Palestinian culture is rooted in farming and village life. Storytelling, crafts, dance and other arts have been transformed by political disasters and modernization, but they are still in practice today.
Samples of Palestinian Embroidery
Embroidery is the most indigenous form of art in Palestine. It is a language for expression. Most characteristic are the cross-stitch embroidered dresses of village women, made of all-natural handmade materials. The earliest embroidery combines predominantly geometric and abstract patterns (triangles, eight pointed stars, chevrons, squares, lozenges) with some representational motifs such as flowers and trees. Later, other motifs were introduced as a result of influences and historical events.
Architecture in Palestine is a blend of ancient and modern, vernacular and classical. It also reflects cultural and religious influences that came to it from many parts of the world.
local architecture is village architecture. It is typified by the use of stone, thick walls and domed ceilings. The emphasis in vernacular architecture is on warmth and privacy. A typical Palestinian village blends with the landscape rather than imposes on it.
Samples of Palestinian Ceramic
Samples of Palestinian Glass work
Palestinian handicraft has its origins in the production of basic utensils and domestic furnishing made of clay, glass, straw, wood, and cane, and in the ornamental craft traditions evolved locally or brought in over time by various infuences.
The olive wood is a symbol of Palestine, and so Palestinian artisans use its striated wood and also mother-of-pearl to produce distinctive souvenirs.

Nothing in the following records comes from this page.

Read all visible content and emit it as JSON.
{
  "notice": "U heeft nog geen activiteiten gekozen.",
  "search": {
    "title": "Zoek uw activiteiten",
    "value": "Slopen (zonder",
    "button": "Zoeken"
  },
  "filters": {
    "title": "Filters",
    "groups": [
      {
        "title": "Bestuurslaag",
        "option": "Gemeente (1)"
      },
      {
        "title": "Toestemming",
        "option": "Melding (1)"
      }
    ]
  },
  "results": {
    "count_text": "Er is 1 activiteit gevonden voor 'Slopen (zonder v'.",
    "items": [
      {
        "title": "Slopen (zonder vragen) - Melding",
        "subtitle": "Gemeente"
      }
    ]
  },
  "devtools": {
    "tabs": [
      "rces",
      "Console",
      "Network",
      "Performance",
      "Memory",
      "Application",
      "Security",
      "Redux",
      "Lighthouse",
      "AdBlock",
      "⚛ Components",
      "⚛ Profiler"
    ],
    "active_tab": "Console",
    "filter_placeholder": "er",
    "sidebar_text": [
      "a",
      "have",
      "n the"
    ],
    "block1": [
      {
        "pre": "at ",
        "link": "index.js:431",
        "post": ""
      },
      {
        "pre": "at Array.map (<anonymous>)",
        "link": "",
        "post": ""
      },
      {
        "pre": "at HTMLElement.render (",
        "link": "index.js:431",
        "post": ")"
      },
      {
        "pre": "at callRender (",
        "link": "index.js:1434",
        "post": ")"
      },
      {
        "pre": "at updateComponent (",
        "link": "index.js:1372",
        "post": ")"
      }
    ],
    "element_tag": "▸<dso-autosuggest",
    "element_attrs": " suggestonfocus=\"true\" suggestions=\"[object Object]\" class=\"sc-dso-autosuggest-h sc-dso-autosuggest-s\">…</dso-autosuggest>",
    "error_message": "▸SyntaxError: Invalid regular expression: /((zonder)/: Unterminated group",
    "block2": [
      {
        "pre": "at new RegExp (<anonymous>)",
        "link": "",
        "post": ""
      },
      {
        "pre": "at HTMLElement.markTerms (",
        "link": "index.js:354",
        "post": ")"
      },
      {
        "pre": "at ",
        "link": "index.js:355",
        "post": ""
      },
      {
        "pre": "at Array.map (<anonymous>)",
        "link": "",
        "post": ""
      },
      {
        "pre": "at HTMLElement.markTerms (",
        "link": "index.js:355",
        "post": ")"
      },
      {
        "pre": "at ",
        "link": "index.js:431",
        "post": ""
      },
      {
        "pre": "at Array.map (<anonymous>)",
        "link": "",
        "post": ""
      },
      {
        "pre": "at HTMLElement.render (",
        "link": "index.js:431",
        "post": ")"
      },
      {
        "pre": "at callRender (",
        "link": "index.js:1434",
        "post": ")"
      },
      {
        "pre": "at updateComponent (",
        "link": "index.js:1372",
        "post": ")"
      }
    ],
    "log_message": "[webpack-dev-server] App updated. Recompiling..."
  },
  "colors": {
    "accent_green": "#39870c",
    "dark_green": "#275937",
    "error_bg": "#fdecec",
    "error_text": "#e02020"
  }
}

Sirriyet Ramallah Dance Troupe
The only indigenous folkloric dance form practiced and performed in Palestine is dabke. Dabke is typical of village tradition, tied to the natural cycle of growth and fertility, and is therefore customarily performed on social occasions such as weddings and feasts. It involves timed steps to the beats of traditional instruments, with calculated movements and punctuated stomping with the foot.
Image Created By Palestinian Artist Suleiman Mansour
Most visual artists practicing and exhibiting in Palestine are painters, and the most common is oil paint. There are only a few ceramists, sculptors and photographers. Almost without exception, Palestinian artists express the desire to produce their art as a means of supporting the plight of their nation. The dominant themes, therefore, have been associated with the symbolism of the land and the struggle of its people.